The Talmud states that there is no greater achievement for a Jew than acting in a way that causes others to praise and respect the God of Israel and the Torah’s ways; and there is no graver sin than acting in a way that causes people to think less of Israel’s God and Israel’s laws (BT Yoma 86a).
It is my hope that our society, and particularly the Jewish community, can move beyond voyeurism and sanctimony and use the national conversation on race to engage in a community Heshbon HaNefesh, a heartfelt introspection regarding our own attitudes towards race. It’s easy for any of us from a distance to listen to a salacious recording and pass judgment on a billionaire slum lord shooting his mouth off. The real question is: To what extent are we confronting racism in our own communities, our families and ourselves? If we tolerate in our own circles language and stereotypes that disparage African Americans and other ethnic groups, then we dehumanize them as “other.” When we fail to repudiate such behavior, we are as guilty as Donald Sterling of Hillul HaShem, desecration of God’s name. Let me be real specific. Let’s all make a pledge that we will not tolerate anyone using the epithet “Shvartze.” We all know what it means and what its intent is. If we think that using a Yiddish code word shields us from shame in the wider world, think again. It is a Hillul HaShem.
We have so many examples in our history of courageous Jews who dedicated themselves to building bridges and forging racial harmony in our society. The quintessential example is Rabbi Abraham Joshua Heschel marching with Martin Luther King in Selma, AL, and saying afterwards, “[M]y feet were praying.” That was a Kiddush HaShem, a sanctification of God’s name, par excellence.
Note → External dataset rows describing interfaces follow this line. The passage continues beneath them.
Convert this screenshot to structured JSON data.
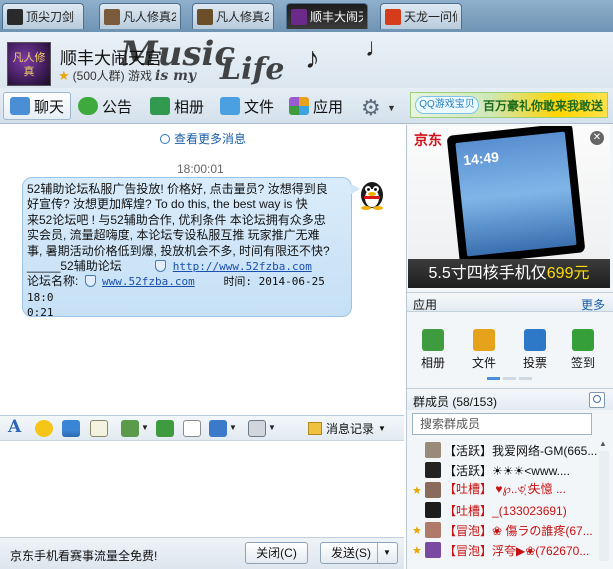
{
  "tabs": [
    {
      "label": "顶尖刀剑",
      "color": "#2a2a2a"
    },
    {
      "label": "凡人修真2",
      "color": "#7a5a3a"
    },
    {
      "label": "凡人修真2",
      "color": "#6b4f2a"
    },
    {
      "label": "顺丰大闹天",
      "color": "#6b2a8a"
    },
    {
      "label": "天龙一问仙",
      "color": "#d43c1c"
    }
  ],
  "header": {
    "avatar_text": "凡人修真",
    "group_name": "顺丰大闹天宫",
    "member_count_text": "(500人群) 游戏",
    "deco_line1": "Music",
    "deco_line2": "is my",
    "deco_line3": "Life"
  },
  "toolbar": {
    "items": [
      {
        "label": "聊天",
        "icon": "chat-icon"
      },
      {
        "label": "公告",
        "icon": "announcement-icon"
      },
      {
        "label": "相册",
        "icon": "album-icon"
      },
      {
        "label": "文件",
        "icon": "file-icon"
      },
      {
        "label": "应用",
        "icon": "apps-icon"
      }
    ],
    "settings_icon": "gear-icon",
    "ad_logo": "QQ游戏宝贝",
    "ad_text": "百万豪礼你敢来我敢送"
  },
  "chat": {
    "more_messages": "查看更多消息",
    "timestamp": "18:00:01",
    "message_lines": [
      "52辅助论坛私服广告投放! 价格好, 点击量员? 汝想得到良",
      "好宣传? 汝想更加辉煌? To do this, the best way is 快",
      "来52论坛吧 ! 与52辅助合作, 优利条件 本论坛拥有众多忠",
      "实会员, 流量超嗨度, 本论坛专设私服互推 玩家推广无难",
      "事, 暑期活动价格低到爆, 投放机会不多, 时间有限还不快?"
    ],
    "forum_prefix": "_____52辅助论坛",
    "forum_link": "http://www.52fzba.com",
    "address_label": "论坛名称:",
    "address_link": "www.52fzba.com",
    "time_label": "时间: 2014-06-25 18:0",
    "time_tail": "0:21"
  },
  "input_toolbar": {
    "history_label": "消息记录"
  },
  "bottom": {
    "promo": "京东手机看赛事流量全免费!",
    "close_label": "关闭(C)",
    "send_label": "发送(S)"
  },
  "right_panel": {
    "jd_logo": "京东",
    "phone_time": "14:49",
    "ad_caption_prefix": "5.5寸四核手机仅",
    "ad_caption_price": "699元",
    "apps_title": "应用",
    "apps_more": "更多",
    "apps": [
      {
        "label": "相册",
        "color": "#3e9b3e"
      },
      {
        "label": "文件",
        "color": "#e7a21c"
      },
      {
        "label": "投票",
        "color": "#2e78c8"
      },
      {
        "label": "签到",
        "color": "#35a03a"
      }
    ],
    "members_title": "群成员 (58/153)",
    "search_placeholder": "搜索群成员",
    "members": [
      {
        "text": "【活跃】我爱网络-GM(665...",
        "color": "#111111",
        "star": false,
        "avatar": "#9a8a7a"
      },
      {
        "text": "【活跃】☀☀☀<www....",
        "color": "#111111",
        "star": false,
        "avatar": "#222222"
      },
      {
        "text": "【吐槽】 ♥℘..৩҉ 失憶 ...",
        "color": "#c81010",
        "star": true,
        "avatar": "#8a6a5a"
      },
      {
        "text": "【吐槽】_(133023691)",
        "color": "#c81010",
        "star": false,
        "avatar": "#1c1c1c"
      },
      {
        "text": "【冒泡】❀ 傷ラの誰疼(67...",
        "color": "#c81010",
        "star": true,
        "avatar": "#b07a6a"
      },
      {
        "text": "【冒泡】浮夸▶❀(762670...",
        "color": "#c81010",
        "star": true,
        "avatar": "#7a4aa0"
      }
    ]
  }
}
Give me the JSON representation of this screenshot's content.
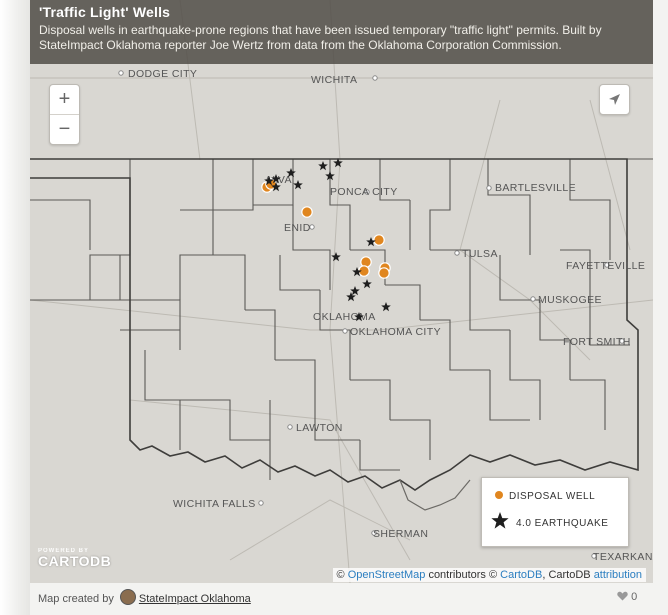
{
  "header": {
    "title": "'Traffic Light' Wells",
    "description": "Disposal wells in earthquake-prone regions that have been issued temporary \"traffic light\" permits. Built by StateImpact Oklahoma reporter Joe Wertz from data from the Oklahoma Corporation Commission."
  },
  "controls": {
    "zoom_in": "+",
    "zoom_out": "−"
  },
  "map": {
    "cities": [
      "DODGE CITY",
      "WICHITA",
      "ENID",
      "PONCA CITY",
      "BARTLESVILLE",
      "TULSA",
      "FAYETTEVILLE",
      "MUSKOGEE",
      "OKLAHOMA",
      "OKLAHOMA CITY",
      "FORT SMITH",
      "LAWTON",
      "WICHITA FALLS",
      "SHERMAN",
      "TEXARKANA",
      "ALVA"
    ],
    "colors": {
      "disposal_well": "#e0861f",
      "earthquake": "#1e1e1e",
      "land": "#d9d7d2",
      "boundary": "#4a4a4a"
    }
  },
  "legend": {
    "disposal_label": "DISPOSAL WELL",
    "earthquake_label": "4.0 EARTHQUAKE"
  },
  "attribution": {
    "copy1": "©",
    "osm": "OpenStreetMap",
    "contrib": "contributors ©",
    "cartodb": "CartoDB",
    "copy2": ", CartoDB",
    "attribution": "attribution"
  },
  "branding": {
    "powered_by": "POWERED BY",
    "name": "CARTODB"
  },
  "footer": {
    "created_by": "Map created by",
    "author": "StateImpact Oklahoma",
    "likes": "0"
  }
}
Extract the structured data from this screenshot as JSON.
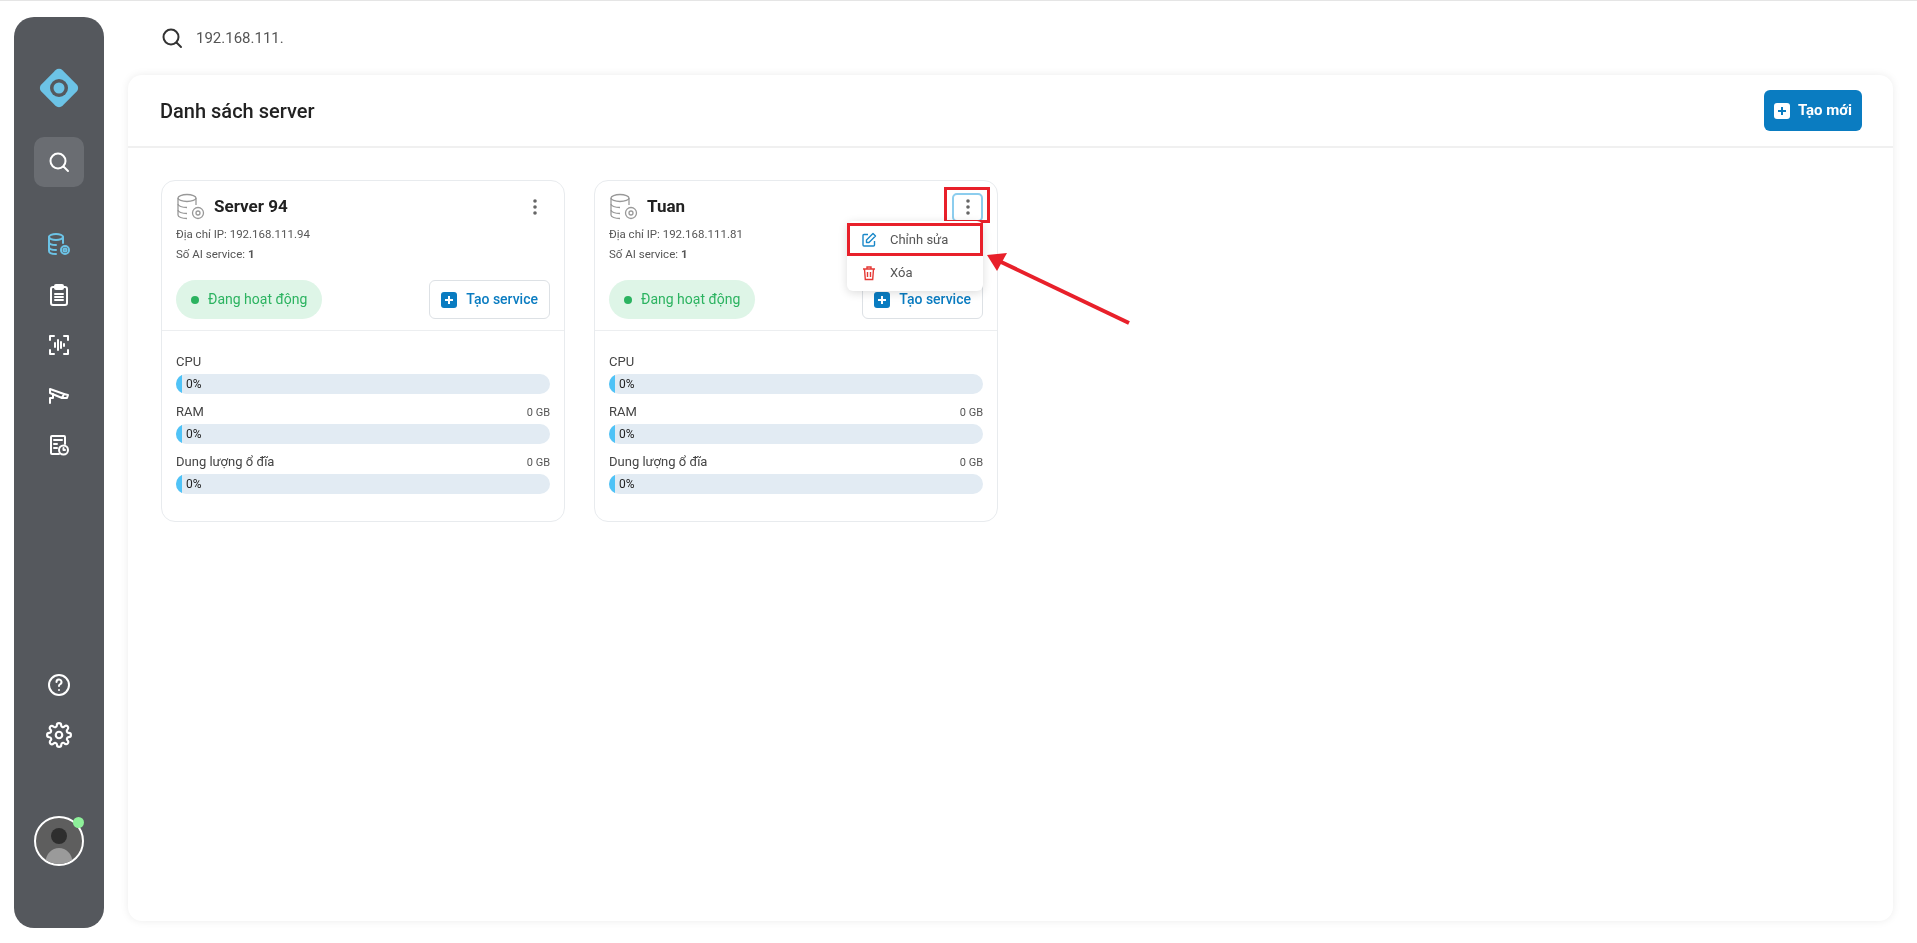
{
  "search": {
    "value": "192.168.111."
  },
  "sidebar": {
    "items": [
      {
        "kind": "search",
        "selected": false,
        "hovered": true
      },
      {
        "kind": "servers",
        "selected": true,
        "hovered": false
      },
      {
        "kind": "clipboard",
        "selected": false,
        "hovered": false
      },
      {
        "kind": "scan",
        "selected": false,
        "hovered": false
      },
      {
        "kind": "camera",
        "selected": false,
        "hovered": false
      },
      {
        "kind": "report",
        "selected": false,
        "hovered": false
      }
    ],
    "bottom_items": [
      {
        "kind": "help"
      },
      {
        "kind": "settings"
      }
    ],
    "user": {
      "online": true
    }
  },
  "panel": {
    "title": "Danh sách server",
    "create_button": "Tạo mới"
  },
  "cards": [
    {
      "name": "Server 94",
      "ip": "Địa chỉ IP: 192.168.111.94",
      "ai_services": "Số AI service: **1**",
      "status": "Đang hoạt động",
      "create_service": "Tạo service",
      "menu_button": {
        "focused": false,
        "highlighted": false
      },
      "metrics": [
        {
          "label": "CPU",
          "level": 0,
          "reading": "0%"
        },
        {
          "label": "RAM",
          "amount": "0 GB",
          "level": 0,
          "reading": "0%"
        },
        {
          "label": "Dung lượng ổ đĩa",
          "amount": "0 GB",
          "level": 0,
          "reading": "0%"
        }
      ]
    },
    {
      "name": "Tuan",
      "ip": "Địa chỉ IP: 192.168.111.81",
      "ai_services": "Số AI service: **1**",
      "status": "Đang hoạt động",
      "create_service": "Tạo service",
      "menu_button": {
        "focused": true,
        "highlighted": true
      },
      "menu": [
        {
          "kind": "edit",
          "label": "Chỉnh sửa",
          "highlighted": true
        },
        {
          "kind": "delete",
          "label": "Xóa",
          "highlighted": false
        }
      ],
      "annotation_arrow": true,
      "metrics": [
        {
          "label": "CPU",
          "level": 0,
          "reading": "0%"
        },
        {
          "label": "RAM",
          "amount": "0 GB",
          "level": 0,
          "reading": "0%"
        },
        {
          "label": "Dung lượng ổ đĩa",
          "amount": "0 GB",
          "level": 0,
          "reading": "0%"
        }
      ]
    }
  ]
}
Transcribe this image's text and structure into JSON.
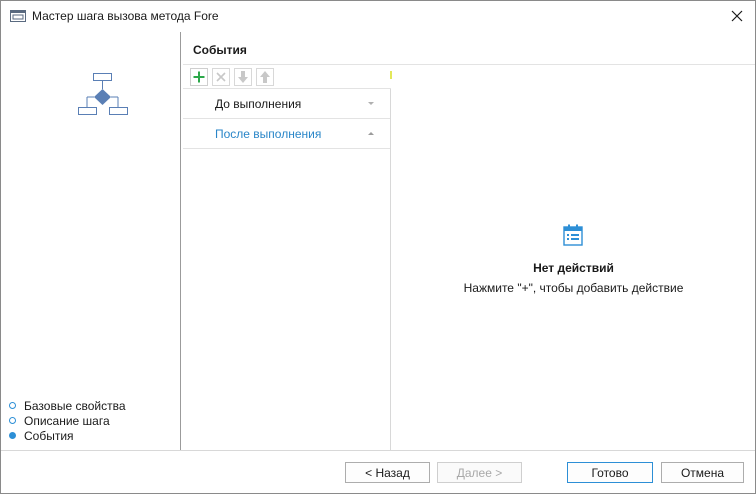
{
  "window": {
    "title": "Мастер шага вызова метода Fore"
  },
  "wizard": {
    "steps": [
      {
        "label": "Базовые свойства",
        "state": "visited"
      },
      {
        "label": "Описание шага",
        "state": "visited"
      },
      {
        "label": "События",
        "state": "current"
      }
    ]
  },
  "section": {
    "title": "События"
  },
  "toolbar": {
    "buttons": [
      {
        "icon": "plus-icon",
        "enabled": true
      },
      {
        "icon": "delete-icon",
        "enabled": false
      },
      {
        "icon": "move-down-icon",
        "enabled": false
      },
      {
        "icon": "move-up-icon",
        "enabled": false
      }
    ]
  },
  "events": {
    "items": [
      {
        "label": "До выполнения",
        "expanded": false
      },
      {
        "label": "После выполнения",
        "expanded": true
      }
    ]
  },
  "empty_state": {
    "icon": "calendar-list-icon",
    "title": "Нет действий",
    "hint": "Нажмите \"+\", чтобы добавить действие"
  },
  "footer": {
    "back_label": "< Назад",
    "next_label": "Далее >",
    "ok_label": "Готово",
    "cancel_label": "Отмена"
  },
  "colors": {
    "accent": "#2d8fd6",
    "selected_text": "#2a86c8",
    "add_green": "#2ca84a",
    "diagram_blue": "#5a7fb5"
  }
}
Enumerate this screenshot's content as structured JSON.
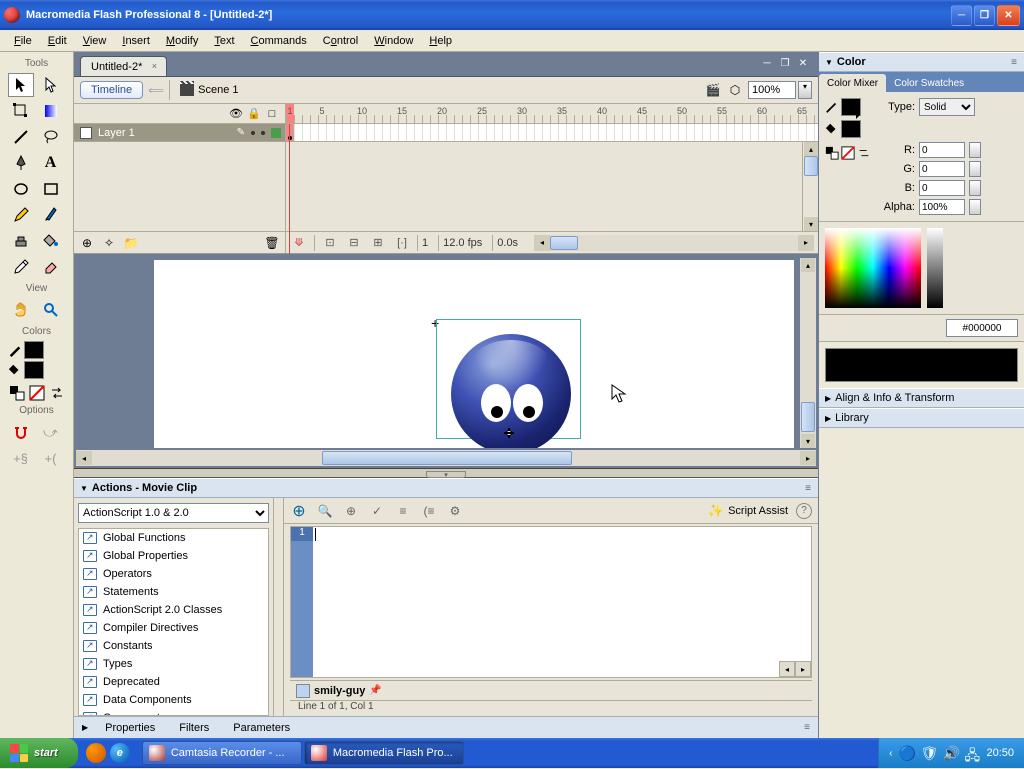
{
  "title": "Macromedia Flash Professional 8 - [Untitled-2*]",
  "menubar": [
    "File",
    "Edit",
    "View",
    "Insert",
    "Modify",
    "Text",
    "Commands",
    "Control",
    "Window",
    "Help"
  ],
  "tools_panel": {
    "title": "Tools",
    "view_title": "View",
    "colors_title": "Colors",
    "options_title": "Options"
  },
  "document": {
    "tab": "Untitled-2*",
    "timeline_btn": "Timeline",
    "scene": "Scene 1",
    "zoom": "100%"
  },
  "timeline": {
    "layer_name": "Layer 1",
    "frame_ticks": [
      1,
      5,
      10,
      15,
      20,
      25,
      30,
      35,
      40,
      45,
      50,
      55,
      60,
      65
    ],
    "status": {
      "frame": "1",
      "fps": "12.0 fps",
      "time": "0.0s"
    }
  },
  "actions": {
    "title": "Actions - Movie Clip",
    "version_select": "ActionScript 1.0 & 2.0",
    "categories": [
      "Global Functions",
      "Global Properties",
      "Operators",
      "Statements",
      "ActionScript 2.0 Classes",
      "Compiler Directives",
      "Constants",
      "Types",
      "Deprecated",
      "Data Components",
      "Components"
    ],
    "script_assist": "Script Assist",
    "symbol_tab": "smily-guy",
    "status_line": "Line 1 of 1, Col 1",
    "line_number": "1"
  },
  "bottom_tabs": [
    "Properties",
    "Filters",
    "Parameters"
  ],
  "right": {
    "color_title": "Color",
    "tabs": {
      "mixer": "Color Mixer",
      "swatches": "Color Swatches"
    },
    "type_label": "Type:",
    "type_value": "Solid",
    "r_label": "R:",
    "r": "0",
    "g_label": "G:",
    "g": "0",
    "b_label": "B:",
    "b": "0",
    "alpha_label": "Alpha:",
    "alpha": "100%",
    "hex": "#000000",
    "align_panel": "Align & Info & Transform",
    "library_panel": "Library"
  },
  "taskbar": {
    "start": "start",
    "items": [
      {
        "label": "Camtasia Recorder - ...",
        "active": false
      },
      {
        "label": "Macromedia Flash Pro...",
        "active": true
      }
    ],
    "clock": "20:50"
  }
}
The world of sport reveals one’s true character and provides a window into the challenges of life itself. This week, the NBA has put on full display the worst and the best of human character. Let us seize this moment as a learning opportunity to reject Hillul HaShem and embrace Kiddush HaShem. Through our collective efforts, may we have the strength create greater harmony and to sanctify God’s name.
Parashat Emor describes the holidays on the Jewish calendar. While other sections of the Torah describe the holidays, it is in this Torah portion that we read the mitzvah of counting the Omer, the 49 days from the second night of Passover until Shavuot. Believe it or not, you can learn more about counting the omer from Homer Simpson! In the meantime, this tie represents our mitzvah of counting the days from Passover to Shavuot.